The Current

Drafting policies to increase organ donations is complex but must be done, say experts

Premier Brad Wall's call to adopt a policy of presumed consent puts a spotlight on the challenges to increase organ donations in Canada.
Canada's federal system for health care makes it harder to implement policies to increase organ donations as each province has a different level of implementing policy. (Whitney Curtis/Associated Press)

Read story transcript

The new year means some big changes when it comes to organ donations in France.

As of January 1, 2017,  the European country has strengthened its "presumed consent" policy — meaning a person does not need to "opt in" to donate your organs after death, but rather everyone is presumed to be a donor. The onus is on a person who chooses not to donate to opt out.

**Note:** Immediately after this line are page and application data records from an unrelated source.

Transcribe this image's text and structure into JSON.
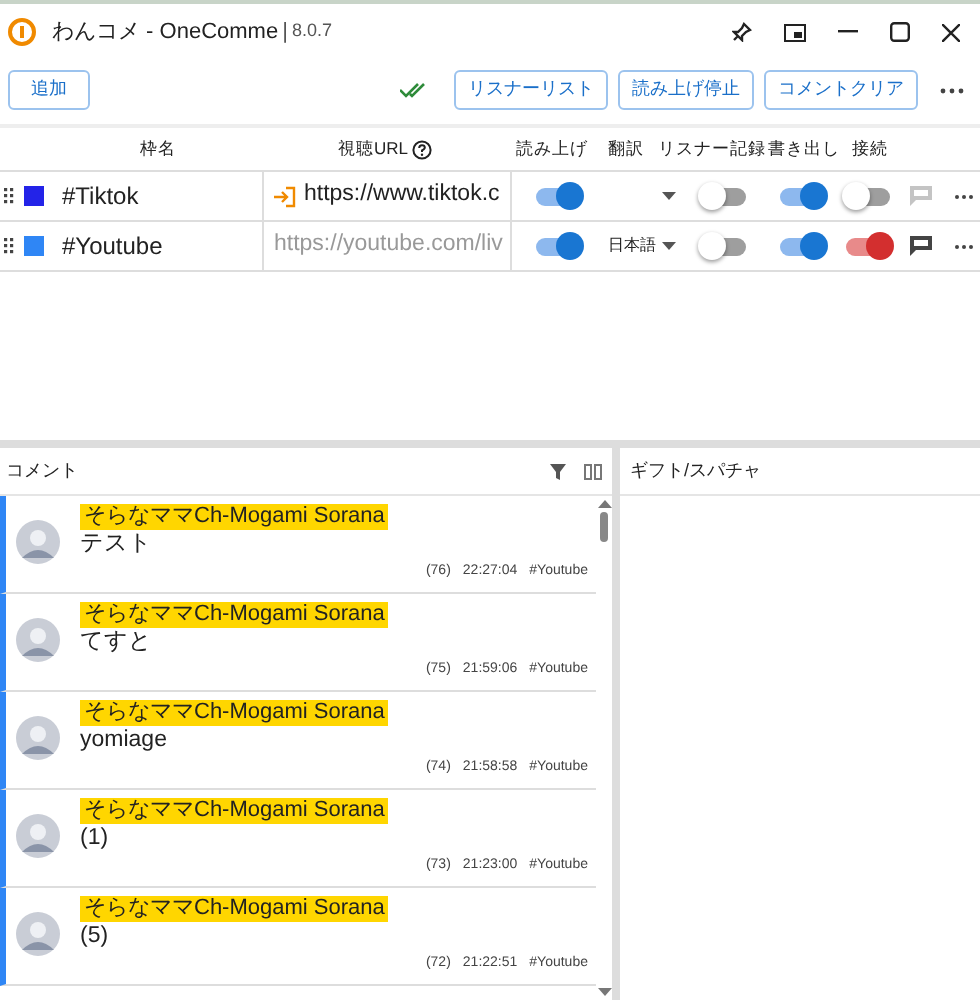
{
  "window": {
    "title": "わんコメ - OneComme",
    "separator": "|",
    "version": "8.0.7"
  },
  "toolbar": {
    "add_button": "追加",
    "buttons": [
      "リスナーリスト",
      "読み上げ停止",
      "コメントクリア"
    ]
  },
  "table": {
    "columns": [
      "枠名",
      "視聴URL",
      "読み上げ",
      "翻訳",
      "リスナー記録",
      "書き出し",
      "接続"
    ],
    "rows": [
      {
        "name": "#Tiktok",
        "color": "#2323e8",
        "url": "https://www.tiktok.c",
        "url_is_placeholder": false,
        "login_icon": true,
        "read_aloud": true,
        "translation": "",
        "listener_record": false,
        "export": true,
        "connected": false,
        "comment_enabled": false
      },
      {
        "name": "#Youtube",
        "color": "#2f86f5",
        "url": "https://youtube.com/liv",
        "url_is_placeholder": true,
        "login_icon": false,
        "read_aloud": true,
        "translation": "日本語",
        "listener_record": false,
        "export": true,
        "connected": true,
        "comment_enabled": true
      }
    ]
  },
  "comments_panel": {
    "title": "コメント",
    "comments": [
      {
        "name": "そらなママCh-Mogami Sorana",
        "text": "テスト",
        "count": "(76)",
        "time": "22:27:04",
        "frame": "#Youtube"
      },
      {
        "name": "そらなママCh-Mogami Sorana",
        "text": "てすと",
        "count": "(75)",
        "time": "21:59:06",
        "frame": "#Youtube"
      },
      {
        "name": "そらなママCh-Mogami Sorana",
        "text": "yomiage",
        "count": "(74)",
        "time": "21:58:58",
        "frame": "#Youtube"
      },
      {
        "name": "そらなママCh-Mogami Sorana",
        "text": "(1)",
        "count": "(73)",
        "time": "21:23:00",
        "frame": "#Youtube"
      },
      {
        "name": "そらなママCh-Mogami Sorana",
        "text": "(5)",
        "count": "(72)",
        "time": "21:22:51",
        "frame": "#Youtube"
      }
    ]
  },
  "gifts_panel": {
    "title": "ギフト/スパチャ"
  }
}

The idea has been raised in Canada as well, most recently by Saskatchewan Premier Brad Wall, who says he'd like to see his province move toward a presumed consent model.

Canada currently ranks 23rd on the international list for organ donations, needing to improve the facilitation of transplants.

We're one of the greatest countries in the world … yet we have one of the worst organ registration rates.-  Michael Ravenhill, CEO of the David Foster Foundation

Only the 18-20 per cent of the population is registered to become donors now, while statistics show a presumed consent model increases the donor pool to 80 per cent.  

Should Canada consider changing its policy to an opt-out model? With health care largely the jurisdiction of provinces, how would we go about doing so?

The Current tasks experts in the transplant community to weigh the options. 

Listen to the full conversation at the top of this post. 

This segment was produced by The Current's Sujata Berry.